The first volume of his tell-all memoir Prison Journal was released this week. Ahead of its release, he did a 90-minute interview with Reuters (nothing with an Australian outlet as yet) where he hinted at financial issues engulfing the Vatican and described the “dark moments” he faced in prison — but he stopped short of conflating the two.
And in an AP review of Prison Journal the theory doesn’t get a mention — time is spent instead on trying to justify the Catholic Church’s response to the child sex abuse crisis.
“If anyone in the mid-’90s knew the extent of the problem, they did not say so publicly, or to me privately,” he wrote. “We thought the Melbourne Response would finish its work in a few years.”
The book describes US President Donald Trump as “our Christian barbarian”, takes a few pot shots at Pope Francis and documents his legal strategy.
No mention still of the conspiracy.
Shifting the blame
Sinister Vatican forces are just the latest to be blamed for Pell’s ordeal.
In his first interview, a week after being released from prison, he spoke to Andrew Bolt, one of his most fervent defenders, and explained the initial conviction was the result of culture wars and hatred of his social conservatism.
“A lot of people don’t like my views,” he said. “I’m a social conservative.
“The culture wars are real.”

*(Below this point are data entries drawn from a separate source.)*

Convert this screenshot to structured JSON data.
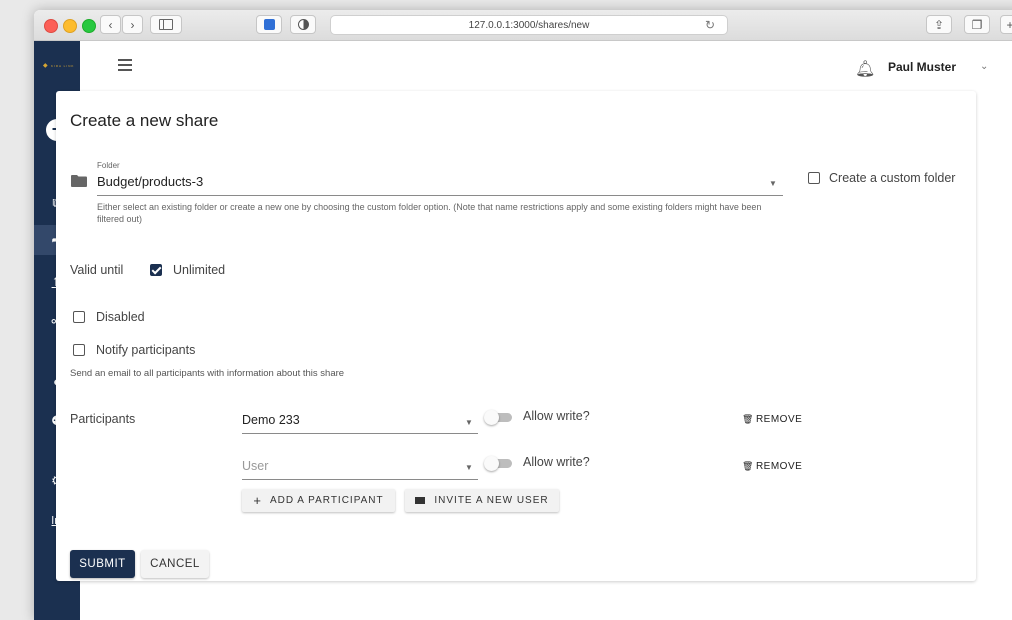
{
  "browser": {
    "url": "127.0.0.1:3000/shares/new"
  },
  "sidebar": {
    "logo_text": "KIRA LINK",
    "items": [
      {
        "icon": "add-circle-icon"
      },
      {
        "icon": "copy-icon"
      },
      {
        "icon": "share-icon",
        "active": true
      },
      {
        "icon": "upload-icon"
      },
      {
        "icon": "link-icon"
      },
      {
        "icon": "user-icon"
      },
      {
        "icon": "users-icon"
      },
      {
        "icon": "gear-icon"
      },
      {
        "icon": "chart-icon"
      }
    ]
  },
  "header": {
    "user_name": "Paul Muster"
  },
  "form": {
    "title": "Create a new share",
    "folder": {
      "label": "Folder",
      "value": "Budget/products-3",
      "hint": "Either select an existing folder or create a new one by choosing the custom folder option. (Note that name restrictions apply and some existing folders might have been filtered out)",
      "custom_folder_label": "Create a custom folder",
      "custom_folder_checked": false
    },
    "valid_until": {
      "label": "Valid until",
      "unlimited_label": "Unlimited",
      "unlimited_checked": true
    },
    "disabled_label": "Disabled",
    "disabled_checked": false,
    "notify_label": "Notify participants",
    "notify_checked": false,
    "notify_hint": "Send an email to all participants with information about this share",
    "participants": {
      "label": "Participants",
      "rows": [
        {
          "value": "Demo 233",
          "placeholder": "",
          "allow_write_label": "Allow write?",
          "allow_write": false,
          "remove_label": "REMOVE"
        },
        {
          "value": "",
          "placeholder": "User",
          "allow_write_label": "Allow write?",
          "allow_write": false,
          "remove_label": "REMOVE"
        }
      ],
      "add_label": "ADD A PARTICIPANT",
      "invite_label": "INVITE A NEW USER"
    },
    "submit_label": "SUBMIT",
    "cancel_label": "CANCEL"
  },
  "colors": {
    "sidebar": "#1b3050",
    "primary": "#1b3050"
  }
}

Certainly, despite his acquittal, Pell remains a culture war lightning rod, and a man widely despised by many. Don’t be surprised if the PR blitz continues.